Provided entries ::
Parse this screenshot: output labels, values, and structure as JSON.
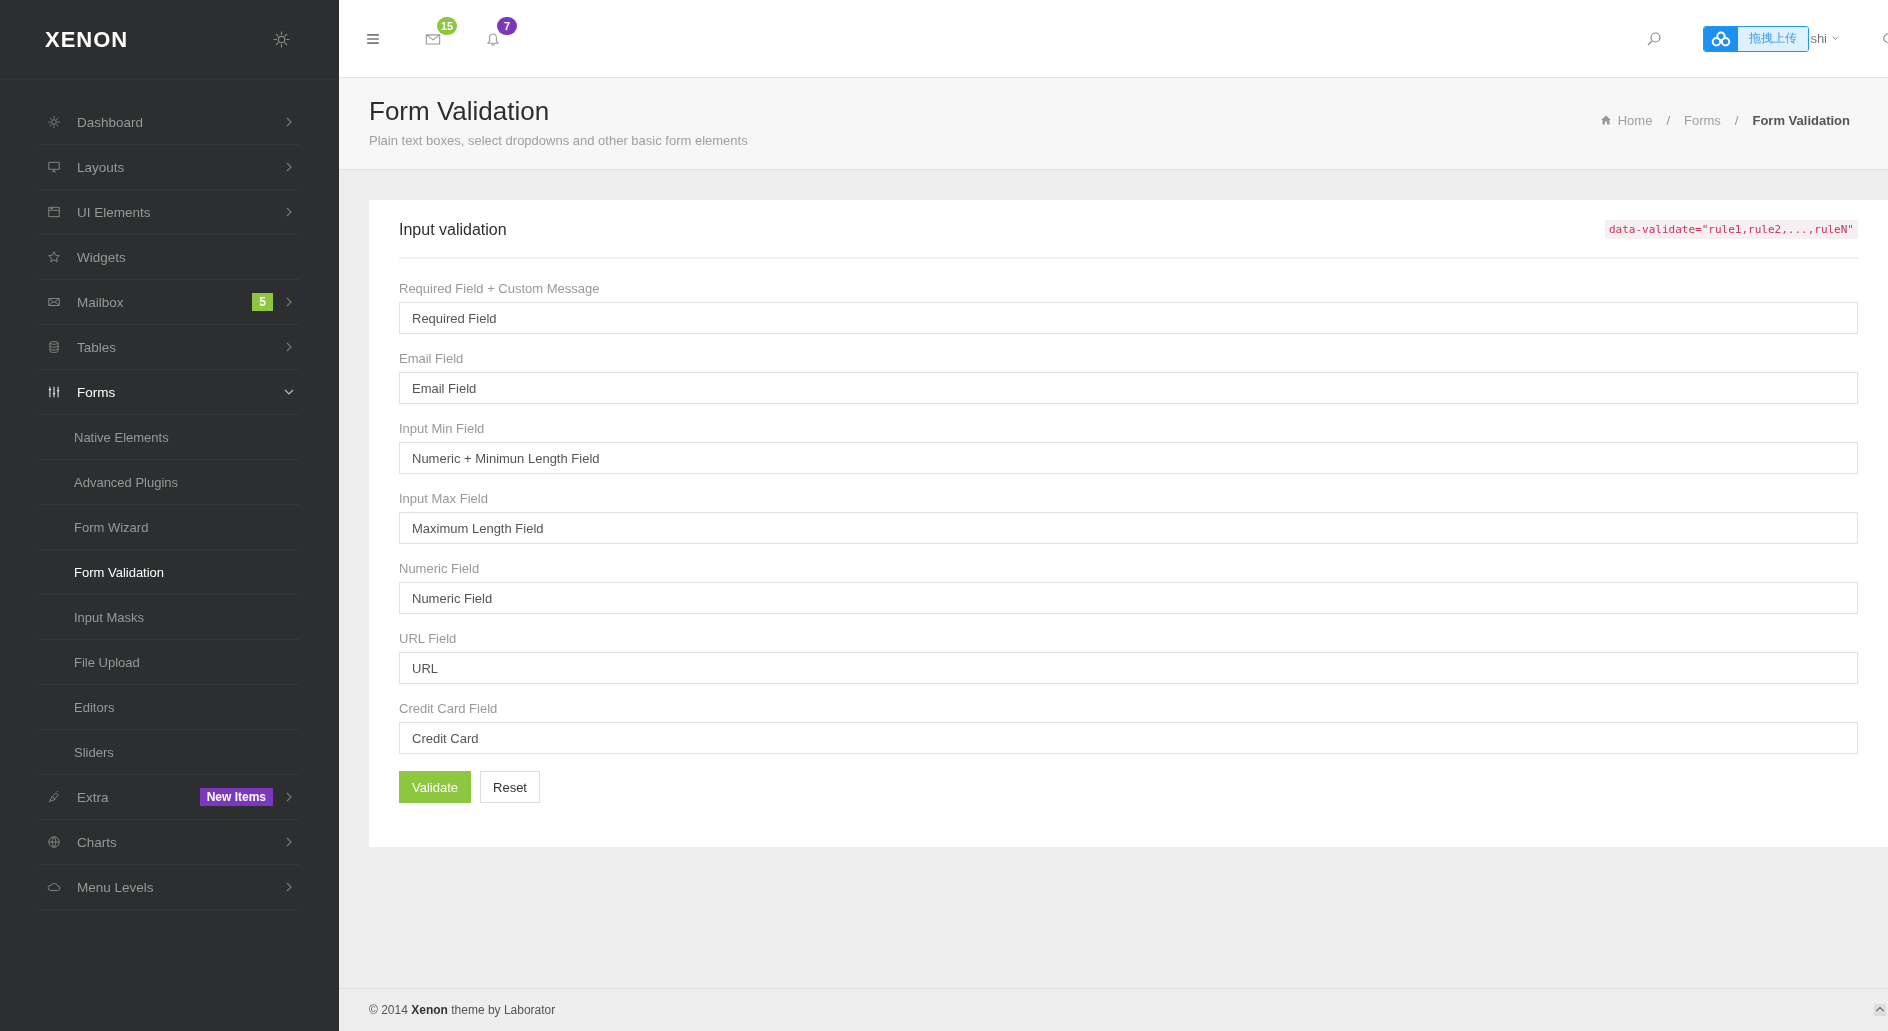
{
  "sidebar": {
    "logo": "XENON",
    "items": [
      {
        "label": "Dashboard",
        "selected": false,
        "expanded": false
      },
      {
        "label": "Layouts",
        "selected": false,
        "expanded": false
      },
      {
        "label": "UI Elements",
        "selected": false,
        "expanded": false
      },
      {
        "label": "Widgets",
        "selected": false
      },
      {
        "label": "Mailbox",
        "selected": false,
        "expanded": false,
        "badge": {
          "text": "5",
          "color": "#8dc63f"
        }
      },
      {
        "label": "Tables",
        "selected": false,
        "expanded": false
      },
      {
        "label": "Forms",
        "selected": true,
        "expanded": true,
        "children": [
          {
            "label": "Native Elements",
            "selected": false
          },
          {
            "label": "Advanced Plugins",
            "selected": false
          },
          {
            "label": "Form Wizard",
            "selected": false
          },
          {
            "label": "Form Validation",
            "selected": true
          },
          {
            "label": "Input Masks",
            "selected": false
          },
          {
            "label": "File Upload",
            "selected": false
          },
          {
            "label": "Editors",
            "selected": false
          },
          {
            "label": "Sliders",
            "selected": false
          }
        ]
      },
      {
        "label": "Extra",
        "selected": false,
        "expanded": false,
        "badge": {
          "text": "New Items",
          "color": "#7c38bc"
        }
      },
      {
        "label": "Charts",
        "selected": false,
        "expanded": false
      },
      {
        "label": "Menu Levels",
        "selected": false,
        "expanded": false
      }
    ]
  },
  "topbar": {
    "messages_count": "15",
    "notifications_count": "7",
    "upload_widget": "拖拽上传",
    "user": "shi"
  },
  "page_header": {
    "title": "Form Validation",
    "subtitle": "Plain text boxes, select dropdowns and other basic form elements",
    "breadcrumb": [
      {
        "label": "Home",
        "selected": false
      },
      {
        "separator": "/",
        "label": "Forms",
        "selected": false
      },
      {
        "separator": "/",
        "label": "Form Validation",
        "selected": true
      }
    ]
  },
  "panel": {
    "title": "Input validation",
    "code": "data-validate=\"rule1,rule2,...,ruleN\"",
    "fields": [
      {
        "label": "Required Field + Custom Message",
        "placeholder": "Required Field"
      },
      {
        "label": "Email Field",
        "placeholder": "Email Field"
      },
      {
        "label": "Input Min Field",
        "placeholder": "Numeric + Minimun Length Field"
      },
      {
        "label": "Input Max Field",
        "placeholder": "Maximum Length Field"
      },
      {
        "label": "Numeric Field",
        "placeholder": "Numeric Field"
      },
      {
        "label": "URL Field",
        "placeholder": "URL"
      },
      {
        "label": "Credit Card Field",
        "placeholder": "Credit Card"
      }
    ],
    "buttons": [
      {
        "label": "Validate",
        "kind": "primary"
      },
      {
        "label": "Reset",
        "kind": "default"
      }
    ]
  },
  "footer": "© 2014 **Xenon** theme by Laborator"
}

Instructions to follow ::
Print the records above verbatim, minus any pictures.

Solution for this problem ::
Parse this screenshot: output labels, values, and structure as JSON.
{
  "sidebar": {
    "logo": "XENON",
    "items": [
      {
        "label": "Dashboard",
        "selected": false,
        "expanded": false
      },
      {
        "label": "Layouts",
        "selected": false,
        "expanded": false
      },
      {
        "label": "UI Elements",
        "selected": false,
        "expanded": false
      },
      {
        "label": "Widgets",
        "selected": false
      },
      {
        "label": "Mailbox",
        "selected": false,
        "expanded": false,
        "badge": {
          "text": "5",
          "color": "#8dc63f"
        }
      },
      {
        "label": "Tables",
        "selected": false,
        "expanded": false
      },
      {
        "label": "Forms",
        "selected": true,
        "expanded": true,
        "children": [
          {
            "label": "Native Elements",
            "selected": false
          },
          {
            "label": "Advanced Plugins",
            "selected": false
          },
          {
            "label": "Form Wizard",
            "selected": false
          },
          {
            "label": "Form Validation",
            "selected": true
          },
          {
            "label": "Input Masks",
            "selected": false
          },
          {
            "label": "File Upload",
            "selected": false
          },
          {
            "label": "Editors",
            "selected": false
          },
          {
            "label": "Sliders",
            "selected": false
          }
        ]
      },
      {
        "label": "Extra",
        "selected": false,
        "expanded": false,
        "badge": {
          "text": "New Items",
          "color": "#7c38bc"
        }
      },
      {
        "label": "Charts",
        "selected": false,
        "expanded": false
      },
      {
        "label": "Menu Levels",
        "selected": false,
        "expanded": false
      }
    ]
  },
  "topbar": {
    "messages_count": "15",
    "notifications_count": "7",
    "upload_widget": "拖拽上传",
    "user": "shi"
  },
  "page_header": {
    "title": "Form Validation",
    "subtitle": "Plain text boxes, select dropdowns and other basic form elements",
    "breadcrumb": [
      {
        "label": "Home",
        "selected": false
      },
      {
        "separator": "/",
        "label": "Forms",
        "selected": false
      },
      {
        "separator": "/",
        "label": "Form Validation",
        "selected": true
      }
    ]
  },
  "panel": {
    "title": "Input validation",
    "code": "data-validate=\"rule1,rule2,...,ruleN\"",
    "fields": [
      {
        "label": "Required Field + Custom Message",
        "placeholder": "Required Field"
      },
      {
        "label": "Email Field",
        "placeholder": "Email Field"
      },
      {
        "label": "Input Min Field",
        "placeholder": "Numeric + Minimun Length Field"
      },
      {
        "label": "Input Max Field",
        "placeholder": "Maximum Length Field"
      },
      {
        "label": "Numeric Field",
        "placeholder": "Numeric Field"
      },
      {
        "label": "URL Field",
        "placeholder": "URL"
      },
      {
        "label": "Credit Card Field",
        "placeholder": "Credit Card"
      }
    ],
    "buttons": [
      {
        "label": "Validate",
        "kind": "primary"
      },
      {
        "label": "Reset",
        "kind": "default"
      }
    ]
  },
  "footer": "© 2014 **Xenon** theme by Laborator"
}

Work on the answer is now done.